> **Data for this exercise**
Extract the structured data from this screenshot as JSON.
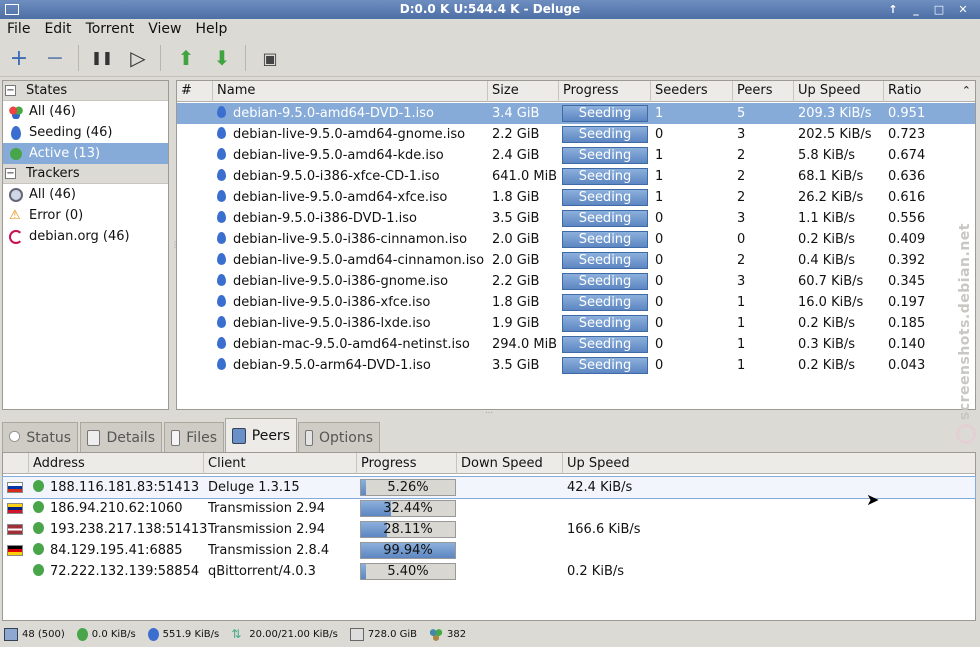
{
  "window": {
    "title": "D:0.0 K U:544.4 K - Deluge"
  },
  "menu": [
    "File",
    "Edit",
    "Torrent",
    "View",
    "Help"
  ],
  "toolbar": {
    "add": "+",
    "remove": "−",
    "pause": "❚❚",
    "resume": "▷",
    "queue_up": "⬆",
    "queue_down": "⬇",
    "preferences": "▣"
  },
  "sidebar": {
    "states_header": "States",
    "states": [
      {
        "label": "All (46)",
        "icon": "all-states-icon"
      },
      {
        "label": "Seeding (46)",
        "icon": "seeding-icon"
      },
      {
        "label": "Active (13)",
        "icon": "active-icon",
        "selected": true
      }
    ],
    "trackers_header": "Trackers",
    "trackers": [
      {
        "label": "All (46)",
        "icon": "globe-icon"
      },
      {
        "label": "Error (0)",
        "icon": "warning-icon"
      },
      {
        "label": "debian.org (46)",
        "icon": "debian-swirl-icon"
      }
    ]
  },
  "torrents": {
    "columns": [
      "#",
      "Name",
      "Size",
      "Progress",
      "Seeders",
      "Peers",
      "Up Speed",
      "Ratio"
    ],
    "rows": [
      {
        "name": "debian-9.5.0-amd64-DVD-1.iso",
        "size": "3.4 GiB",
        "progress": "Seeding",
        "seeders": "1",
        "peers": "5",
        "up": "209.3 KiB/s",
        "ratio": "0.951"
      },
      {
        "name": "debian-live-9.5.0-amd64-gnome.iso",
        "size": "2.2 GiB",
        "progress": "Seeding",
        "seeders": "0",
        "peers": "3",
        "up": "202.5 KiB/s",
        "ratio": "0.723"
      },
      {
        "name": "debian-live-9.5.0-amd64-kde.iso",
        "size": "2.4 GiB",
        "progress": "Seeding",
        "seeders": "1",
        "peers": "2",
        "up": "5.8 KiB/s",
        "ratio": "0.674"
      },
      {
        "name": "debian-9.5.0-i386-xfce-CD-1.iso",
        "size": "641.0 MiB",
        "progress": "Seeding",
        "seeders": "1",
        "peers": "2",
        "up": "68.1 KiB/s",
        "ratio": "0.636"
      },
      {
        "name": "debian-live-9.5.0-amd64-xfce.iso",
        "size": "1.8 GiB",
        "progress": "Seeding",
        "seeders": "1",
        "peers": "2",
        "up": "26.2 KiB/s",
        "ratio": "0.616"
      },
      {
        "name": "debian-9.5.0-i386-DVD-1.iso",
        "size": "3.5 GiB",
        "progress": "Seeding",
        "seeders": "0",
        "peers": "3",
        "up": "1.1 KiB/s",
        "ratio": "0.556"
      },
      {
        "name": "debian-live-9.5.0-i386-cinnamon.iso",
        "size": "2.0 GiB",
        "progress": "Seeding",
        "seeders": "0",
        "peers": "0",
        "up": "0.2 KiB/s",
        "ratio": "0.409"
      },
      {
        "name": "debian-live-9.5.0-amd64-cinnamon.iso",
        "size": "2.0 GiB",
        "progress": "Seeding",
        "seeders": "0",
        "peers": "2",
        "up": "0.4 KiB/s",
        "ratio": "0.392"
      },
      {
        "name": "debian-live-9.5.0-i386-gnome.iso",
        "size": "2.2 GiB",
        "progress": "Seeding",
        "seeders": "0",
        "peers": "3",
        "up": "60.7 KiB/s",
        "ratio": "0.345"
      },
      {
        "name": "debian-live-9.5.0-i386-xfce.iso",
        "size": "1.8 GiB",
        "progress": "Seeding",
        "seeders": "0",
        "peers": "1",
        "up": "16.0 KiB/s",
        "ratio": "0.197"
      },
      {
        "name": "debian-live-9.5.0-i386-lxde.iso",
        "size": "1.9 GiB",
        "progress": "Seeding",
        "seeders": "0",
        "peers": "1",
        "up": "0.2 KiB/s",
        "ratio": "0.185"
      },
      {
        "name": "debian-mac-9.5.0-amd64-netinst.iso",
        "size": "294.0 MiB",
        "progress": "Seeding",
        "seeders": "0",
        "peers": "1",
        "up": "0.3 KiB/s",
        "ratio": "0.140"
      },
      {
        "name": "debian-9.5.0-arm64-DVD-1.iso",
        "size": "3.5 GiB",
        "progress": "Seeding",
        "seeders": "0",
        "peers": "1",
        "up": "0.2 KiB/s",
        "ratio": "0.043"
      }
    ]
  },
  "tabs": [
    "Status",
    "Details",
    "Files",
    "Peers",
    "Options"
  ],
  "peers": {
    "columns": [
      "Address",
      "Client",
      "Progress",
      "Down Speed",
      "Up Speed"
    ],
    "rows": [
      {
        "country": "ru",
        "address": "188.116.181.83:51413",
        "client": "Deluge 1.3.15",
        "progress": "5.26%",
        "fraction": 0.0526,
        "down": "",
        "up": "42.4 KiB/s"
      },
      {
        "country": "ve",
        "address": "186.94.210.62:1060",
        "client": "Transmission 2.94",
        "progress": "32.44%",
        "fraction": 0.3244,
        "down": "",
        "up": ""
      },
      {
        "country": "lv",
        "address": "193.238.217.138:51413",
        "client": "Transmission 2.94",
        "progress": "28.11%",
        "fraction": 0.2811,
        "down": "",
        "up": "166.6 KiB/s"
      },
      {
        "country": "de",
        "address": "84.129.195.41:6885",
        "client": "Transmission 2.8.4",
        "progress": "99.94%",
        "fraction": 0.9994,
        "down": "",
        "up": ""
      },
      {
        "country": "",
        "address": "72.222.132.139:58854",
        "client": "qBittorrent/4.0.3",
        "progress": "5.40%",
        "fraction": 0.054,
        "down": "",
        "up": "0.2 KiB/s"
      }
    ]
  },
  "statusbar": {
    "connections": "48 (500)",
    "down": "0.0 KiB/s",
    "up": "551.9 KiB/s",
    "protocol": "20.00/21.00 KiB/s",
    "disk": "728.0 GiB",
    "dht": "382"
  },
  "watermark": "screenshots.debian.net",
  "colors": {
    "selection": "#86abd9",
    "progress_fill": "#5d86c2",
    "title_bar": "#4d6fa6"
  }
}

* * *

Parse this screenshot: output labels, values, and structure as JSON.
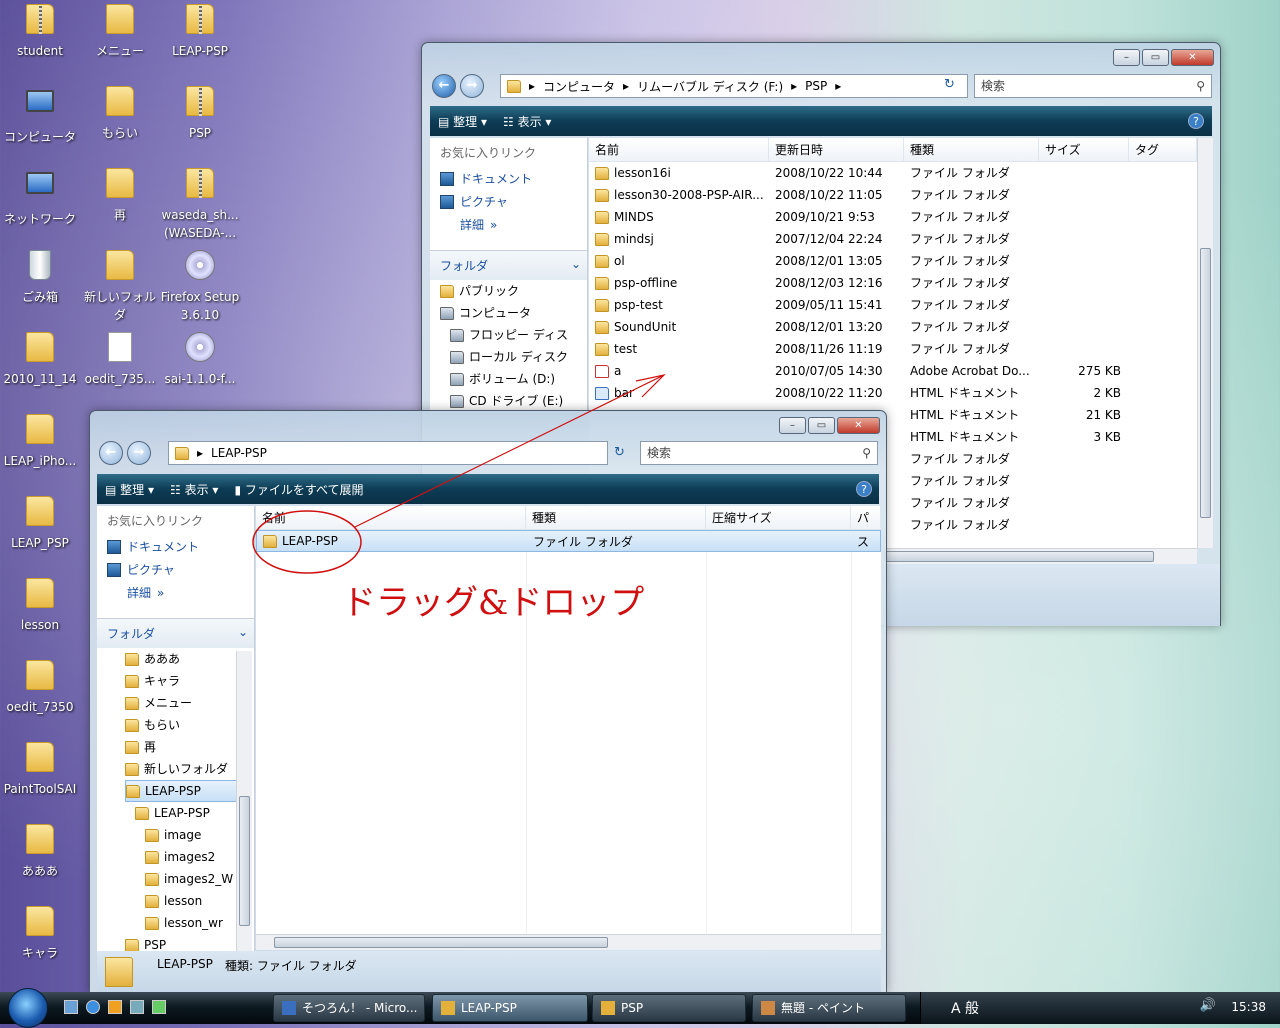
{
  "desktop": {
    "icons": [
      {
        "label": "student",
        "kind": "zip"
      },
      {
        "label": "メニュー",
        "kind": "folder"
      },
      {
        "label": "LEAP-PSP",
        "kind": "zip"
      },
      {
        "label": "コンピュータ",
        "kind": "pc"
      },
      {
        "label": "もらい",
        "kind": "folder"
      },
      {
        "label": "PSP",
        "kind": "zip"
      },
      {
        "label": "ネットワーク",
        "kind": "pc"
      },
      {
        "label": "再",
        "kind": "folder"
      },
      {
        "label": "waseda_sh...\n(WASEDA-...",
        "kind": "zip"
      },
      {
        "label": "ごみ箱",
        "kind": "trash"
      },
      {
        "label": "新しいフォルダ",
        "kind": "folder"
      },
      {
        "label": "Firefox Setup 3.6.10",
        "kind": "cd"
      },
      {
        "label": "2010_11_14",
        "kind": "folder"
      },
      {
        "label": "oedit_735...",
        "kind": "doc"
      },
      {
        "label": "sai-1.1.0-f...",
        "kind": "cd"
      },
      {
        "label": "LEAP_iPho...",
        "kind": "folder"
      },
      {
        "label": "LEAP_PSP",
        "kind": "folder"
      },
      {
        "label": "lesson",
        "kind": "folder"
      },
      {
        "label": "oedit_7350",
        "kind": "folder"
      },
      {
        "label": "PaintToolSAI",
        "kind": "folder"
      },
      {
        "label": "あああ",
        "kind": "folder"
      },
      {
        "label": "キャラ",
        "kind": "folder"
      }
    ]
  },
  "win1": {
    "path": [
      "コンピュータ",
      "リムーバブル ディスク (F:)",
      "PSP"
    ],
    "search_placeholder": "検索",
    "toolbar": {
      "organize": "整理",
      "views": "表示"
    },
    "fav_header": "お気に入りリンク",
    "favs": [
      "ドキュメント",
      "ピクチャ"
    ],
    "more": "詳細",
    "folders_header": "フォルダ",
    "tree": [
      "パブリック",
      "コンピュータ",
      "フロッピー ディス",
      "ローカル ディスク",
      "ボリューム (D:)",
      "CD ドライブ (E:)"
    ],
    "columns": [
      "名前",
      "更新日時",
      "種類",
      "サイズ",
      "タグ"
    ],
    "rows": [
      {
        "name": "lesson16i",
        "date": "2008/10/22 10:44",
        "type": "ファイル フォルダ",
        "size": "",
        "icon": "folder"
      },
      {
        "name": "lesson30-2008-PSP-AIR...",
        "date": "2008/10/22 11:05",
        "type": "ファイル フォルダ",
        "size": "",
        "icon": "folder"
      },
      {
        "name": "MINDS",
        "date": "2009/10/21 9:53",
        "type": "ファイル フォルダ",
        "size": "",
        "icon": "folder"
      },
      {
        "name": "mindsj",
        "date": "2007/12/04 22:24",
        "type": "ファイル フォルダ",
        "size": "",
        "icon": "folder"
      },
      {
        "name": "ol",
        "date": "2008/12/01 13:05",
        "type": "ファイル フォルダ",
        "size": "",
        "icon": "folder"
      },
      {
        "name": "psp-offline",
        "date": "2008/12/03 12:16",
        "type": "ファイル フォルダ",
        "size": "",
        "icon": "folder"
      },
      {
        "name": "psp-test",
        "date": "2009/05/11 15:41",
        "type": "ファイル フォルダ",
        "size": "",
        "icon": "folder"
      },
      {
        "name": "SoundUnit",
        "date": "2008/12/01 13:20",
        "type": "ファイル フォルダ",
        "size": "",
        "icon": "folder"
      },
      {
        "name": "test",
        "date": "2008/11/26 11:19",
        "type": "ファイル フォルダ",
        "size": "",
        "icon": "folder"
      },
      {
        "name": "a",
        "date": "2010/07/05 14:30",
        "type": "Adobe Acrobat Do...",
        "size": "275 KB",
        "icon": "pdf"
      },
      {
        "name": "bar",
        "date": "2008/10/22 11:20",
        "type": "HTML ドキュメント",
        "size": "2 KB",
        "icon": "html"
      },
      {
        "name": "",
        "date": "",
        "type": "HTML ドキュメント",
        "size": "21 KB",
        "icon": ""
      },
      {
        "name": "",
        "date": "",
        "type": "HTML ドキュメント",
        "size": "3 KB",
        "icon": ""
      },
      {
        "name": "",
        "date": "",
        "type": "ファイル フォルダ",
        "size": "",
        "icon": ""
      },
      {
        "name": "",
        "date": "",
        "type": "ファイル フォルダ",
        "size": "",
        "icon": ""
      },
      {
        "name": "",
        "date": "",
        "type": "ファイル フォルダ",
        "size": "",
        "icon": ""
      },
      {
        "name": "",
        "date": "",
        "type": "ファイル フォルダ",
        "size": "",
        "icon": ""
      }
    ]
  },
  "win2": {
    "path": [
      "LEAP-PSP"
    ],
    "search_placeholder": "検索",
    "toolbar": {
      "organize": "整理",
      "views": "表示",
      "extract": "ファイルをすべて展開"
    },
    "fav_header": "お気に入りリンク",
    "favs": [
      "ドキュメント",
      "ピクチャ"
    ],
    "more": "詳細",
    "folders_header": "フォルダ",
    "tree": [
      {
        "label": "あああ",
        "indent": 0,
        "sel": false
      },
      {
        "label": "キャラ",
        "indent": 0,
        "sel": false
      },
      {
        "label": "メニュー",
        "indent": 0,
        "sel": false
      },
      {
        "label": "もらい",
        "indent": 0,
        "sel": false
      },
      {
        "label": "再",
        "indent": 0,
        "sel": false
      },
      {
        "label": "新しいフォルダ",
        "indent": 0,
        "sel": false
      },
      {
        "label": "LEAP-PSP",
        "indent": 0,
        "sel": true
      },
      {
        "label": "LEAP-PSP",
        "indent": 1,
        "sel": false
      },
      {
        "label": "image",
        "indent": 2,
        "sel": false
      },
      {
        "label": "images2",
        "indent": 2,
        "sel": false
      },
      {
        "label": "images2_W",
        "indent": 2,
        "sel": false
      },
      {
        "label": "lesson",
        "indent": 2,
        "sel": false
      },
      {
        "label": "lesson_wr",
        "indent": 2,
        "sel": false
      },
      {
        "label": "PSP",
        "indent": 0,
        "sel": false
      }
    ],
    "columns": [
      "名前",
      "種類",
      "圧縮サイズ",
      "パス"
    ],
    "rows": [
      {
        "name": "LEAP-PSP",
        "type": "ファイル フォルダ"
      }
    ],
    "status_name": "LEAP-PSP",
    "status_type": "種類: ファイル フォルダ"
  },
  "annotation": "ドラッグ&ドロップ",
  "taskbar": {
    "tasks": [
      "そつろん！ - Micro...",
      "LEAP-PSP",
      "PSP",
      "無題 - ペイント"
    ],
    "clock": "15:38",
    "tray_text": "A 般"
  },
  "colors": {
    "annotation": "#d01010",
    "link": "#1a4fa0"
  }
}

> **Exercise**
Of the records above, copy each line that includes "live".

> **Your solution**
        "name": "debian-live-9.5.0-amd64-gnome.iso",
        "name": "debian-live-9.5.0-amd64-kde.iso",
        "name": "debian-live-9.5.0-amd64-xfce.iso",
        "name": "debian-live-9.5.0-i386-cinnamon.iso",
        "name": "debian-live-9.5.0-amd64-cinnamon.iso",
        "name": "debian-live-9.5.0-i386-gnome.iso",
        "name": "debian-live-9.5.0-i386-xfce.iso",
        "name": "debian-live-9.5.0-i386-lxde.iso",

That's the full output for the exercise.